    PaypalThis is used for a registered author who enrolls in the HubPages Earnings program and requests to be paid via PayPal. No data is shared with Paypal unless you engage with this feature. (Privacy Policy)
    Facebook LoginYou can use this to streamline signing up for, or signing in to your Hubpages account. No data is shared with Facebook unless you engage with this feature. (Privacy Policy)
    MavenThis supports the Maven widget and search functionality. (Privacy Policy)
    Google AdSenseThis is an ad network. (Privacy Policy)
    Google DoubleClickGoogle provides ad serving technology and runs an ad network. (Privacy Policy)
    Index ExchangeThis is an ad network. (Privacy Policy)
    SovrnThis is an ad network. (Privacy Policy)
    Facebook AdsThis is an ad network. (Privacy Policy)
    Amazon Unified Ad MarketplaceThis is an ad network. (Privacy Policy)
    AppNexusThis is an ad network. (Privacy Policy)
    OpenxThis is an ad network. (Privacy Policy)
    Rubicon ProjectThis is an ad network. (Privacy Policy)
    TripleLiftThis is an ad network. (Privacy Policy)
    Say MediaWe partner with Say Media to deliver ad campaigns on our sites. (Privacy Policy)
    Remarketing PixelsWe may use remarketing pixels from advertising networks such as Google AdWords, Bing Ads, and Facebook in order to advertise the HubPages Service to people that have visited our sites.
    Conversion Tracking PixelsWe may use conversion tracking pixels from advertising networks such as Google AdWords, Bing Ads, and Facebook in order to identify when an advertisement has successfully resulted in the desired action, such as signing up for the HubPages Service or publishing an article on the HubPages Service.
    Author Google AnalyticsThis is used to provide traffic data and reports to the authors of articles on the HubPages Service. (Privacy Policy)

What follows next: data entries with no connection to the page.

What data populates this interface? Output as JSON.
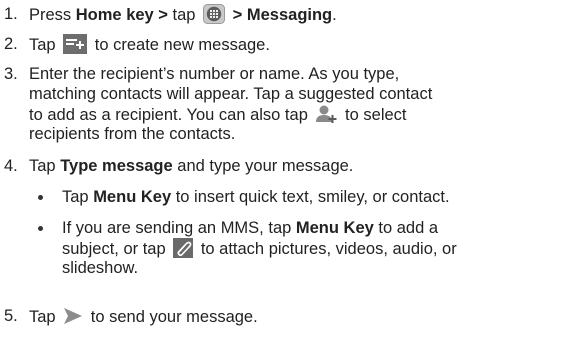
{
  "steps": [
    {
      "num": "1.",
      "t1": "Press ",
      "b1": "Home key >",
      "t2": " tap ",
      "icon": "apps-icon",
      "b2": " > Messaging",
      "t3": "."
    },
    {
      "num": "2.",
      "t1": "Tap ",
      "icon": "new-message-icon",
      "t2": " to create new message."
    },
    {
      "num": "3.",
      "line1": "Enter the recipient’s number or name. As you type,",
      "line2": "matching contacts will appear. Tap a suggested contact",
      "line3a": "to add as a recipient. You can also tap ",
      "icon": "add-contact-icon",
      "line3b": " to select",
      "line4": "recipients from the contacts."
    },
    {
      "num": "4.",
      "t1": "Tap ",
      "b1": "Type message",
      "t2": " and type your message.",
      "bullets": [
        {
          "t1": "Tap ",
          "b1": "Menu Key",
          "t2": " to insert quick text, smiley, or contact."
        },
        {
          "t1": "If you are sending an MMS, tap ",
          "b1": "Menu Key",
          "t2": " to add a",
          "line2a": "subject, or tap ",
          "icon": "attach-icon",
          "line2b": " to attach pictures, videos, audio, or",
          "line3": "slideshow."
        }
      ]
    },
    {
      "num": "5.",
      "t1": "Tap ",
      "icon": "send-icon",
      "t2": " to send your message."
    }
  ]
}
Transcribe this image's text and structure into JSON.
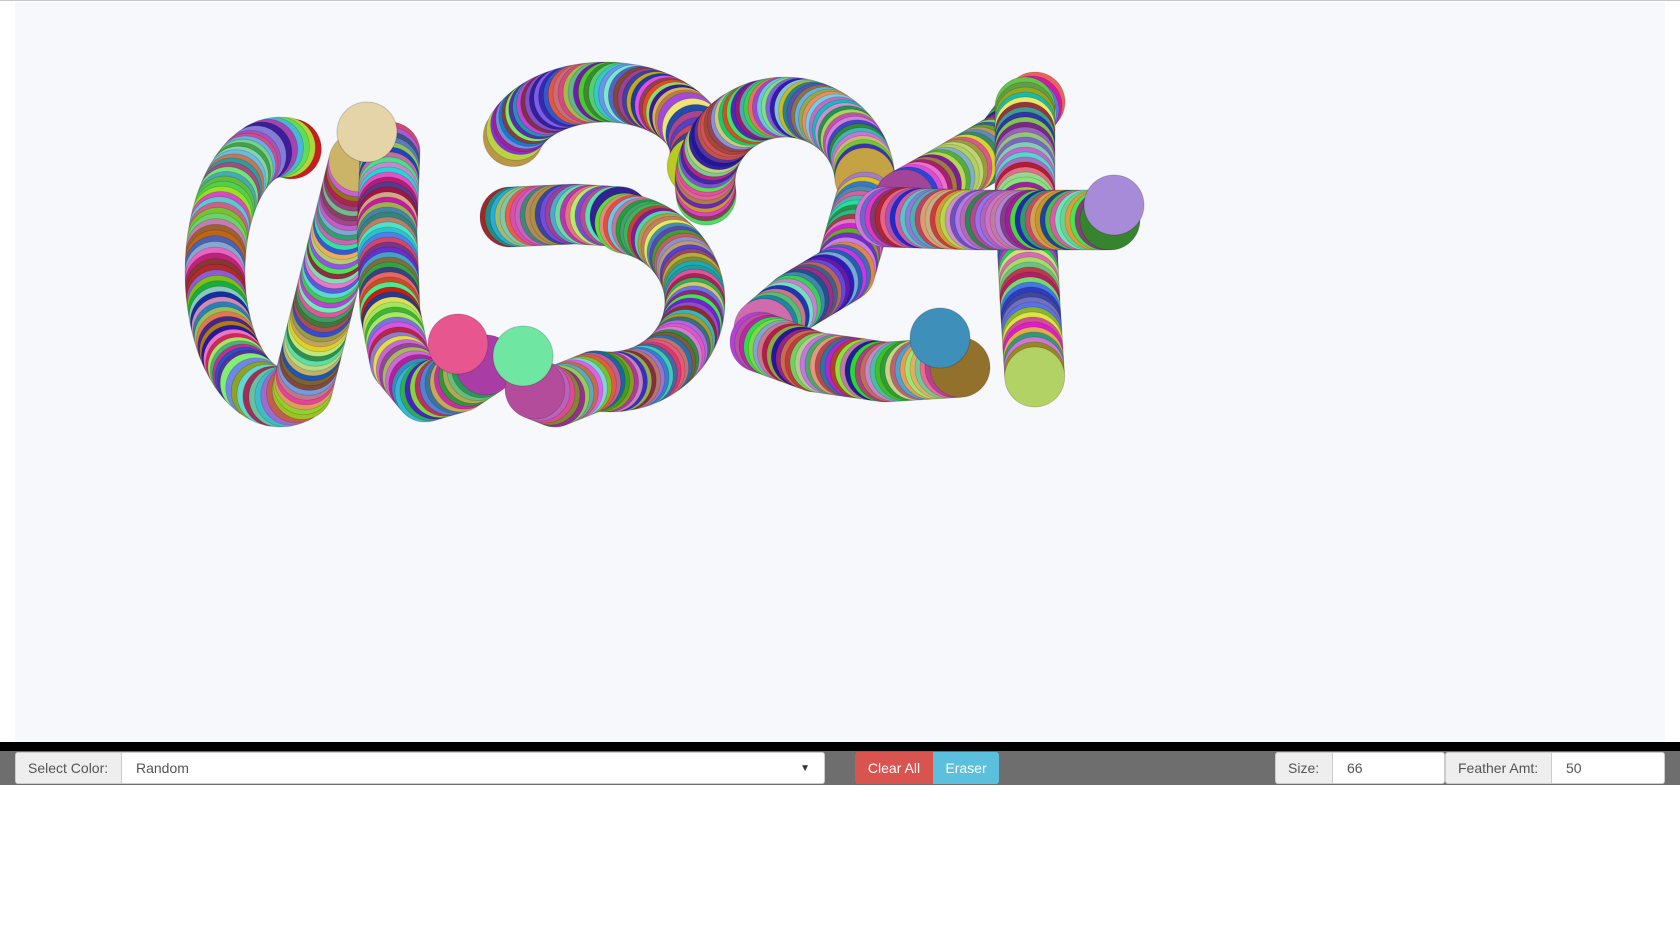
{
  "canvas": {
    "background": "#f6f8fc",
    "drawing_text": "a324"
  },
  "toolbar": {
    "color_label": "Select Color:",
    "color_value": "Random",
    "clear_label": "Clear All",
    "eraser_label": "Eraser",
    "size_label": "Size:",
    "size_value": "66",
    "feather_label": "Feather Amt:",
    "feather_value": "50"
  },
  "colors": {
    "toolbar_bg": "#6e6e6e",
    "clear": "#d9534f",
    "eraser": "#5bc0de"
  }
}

    ComscoreComScore is a media measurement and analytics company providing marketing data and analytics to enterprises, media and advertising agencies, and publishers. Non-consent will result in ComScore only processing obfuscated personal data. (Privacy Policy)
    Amazon Tracking PixelSome articles display amazon products as part of the Amazon Affiliate program, this pixel provides traffic statistics for those products (Privacy Policy)